Growth in population and jobs is one driver of the need for new facilities as, for example, in the need for more parking facilities. But growth is actually not the main reason for most of Palo Alto's upcoming infrastructure needs and is only part of cause of parking shortages. Facilities age and wear down, there are new technologies (think of adapting schools and libraries to the opportunities of the Internet age), residents want new facilities at schools and libraries (labs, theatres, sports facilities, community spaces) and there are new requirements such as for earthquake safety and access for disabled residents. And for parking the growth in CalTrain ridership by residents is one of many causes of parking shortages not caused by new office developments.

While there is often broad agreement on the need for infrastructure investments, there is usually less agreement on how to pay for them. Palo Alto is now dealing deciding among multiple options for funding new investments and, often, the feasibility of how to pay determines which investments are brought forward for voter approval.
To keep it simple at first, the two main ways to finance these long-term investments are bonds or major one-time capital contributions. Most city/school bonds run for thirty years and need a revenue stream to fund the annual principal and interest payments. There are two major types of bonds that the city is considering currently—general obligation (G.O.) bond and certificates of participation (COPs). The city is also considering as assessment district for parking structures whereby property owners in the immediate area would vote to assess themselves to pay for the new structures.

G.O. bonds like the ones used for recent school and library investments are funded by a direct property tax assessment paid annually by the city's resident and business property owners. COPs are funded from city revenues.

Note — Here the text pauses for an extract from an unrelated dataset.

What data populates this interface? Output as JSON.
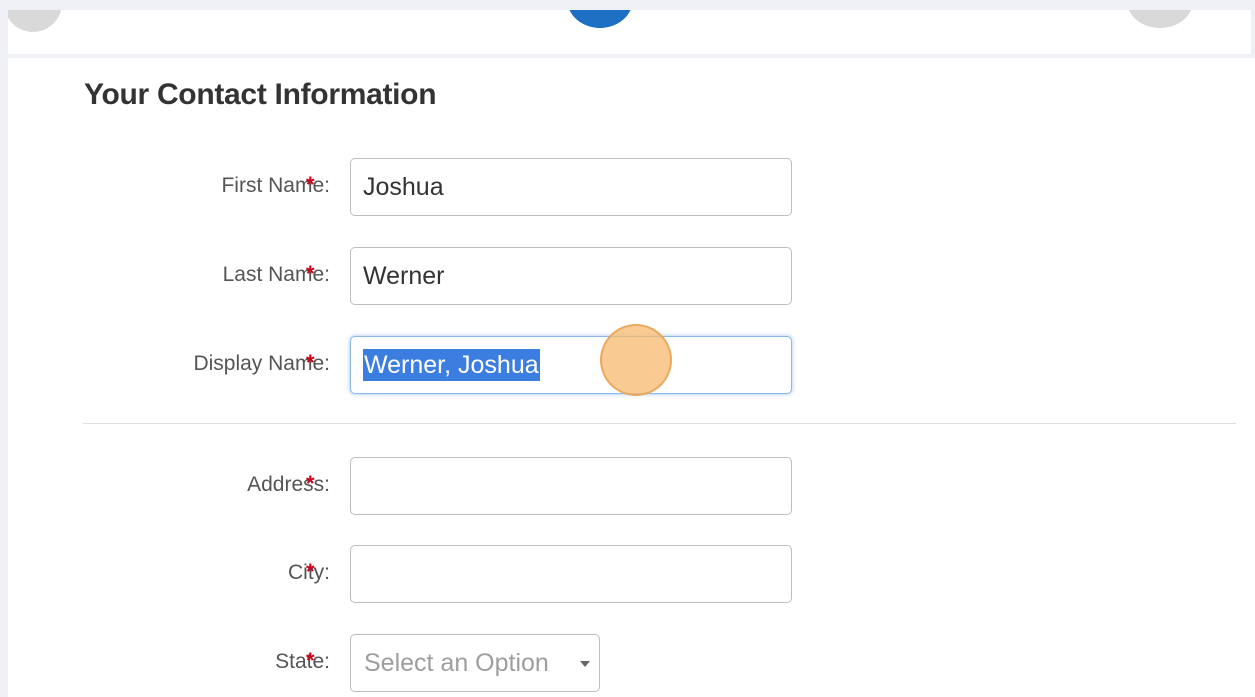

Palo Alto is considering a variety of sources to fund new COPs—including a transient occupancy (hotel) tax increase and revenue from leasing the old public safety building, The citizen's infrastructure commission suggested considering a small sales tax increase to fund COPs but currently the city is not evaluating this option.

One-time funding options include receiving partial payment for the public safety and California Avenue parking facilities in exchange for allowing a private developer to expand office facilities in that area, using part of the infrastructure funding provided by Stanford as part of the Medical Center expansion, and using a direct allocation from the city's infrastructure reserve. The last two options would preclude other future uses of these funds.
There are four other differences between G.O. bonds and COPs that are worth mentioning. The first is that G.O. bonds require a vote of residents tied directly to the proposed investments. COPs, if funded by new taxes, do require a vote but it does not usually tie the funding directly to these investments—the money could be used for other purposes. The second is that G.O. bonds require a 2/3 vote for passage while hotel or sales taxes tied to general uses require only a majority (50%) approval and are thought to be easier to pass. The third difference is that the interest rate on G.O. bonds is less than on COPs.

The last and perhaps most important difference is in who pays. For G.O. bonds resident and business property owners pay. These costs are passed on to residential and business renters. Nonresidents do not contribute directly. For COPs it depends on how they are financed. One appeal of the hotel tax is that it supposedly gets "others" to pay for our infrastructure investment although the connection between paying and benefits is loose. A sales tax increase would be paid by residents and visitors alike. If COPs are financed from other city revenues or reserves, the cost would be borne by people whose projects did not get funded or by the taxpayers involved in making up for the lost revenues by new taxes.

How do you feel about these investments in Palo Alto? Do you share my conviction that we have a responsibility to pass on to future generations the gift of good schools, libraries, parks and other public facilities that was here when we arrived? And is there some part or all of these investments that you are willing to fund?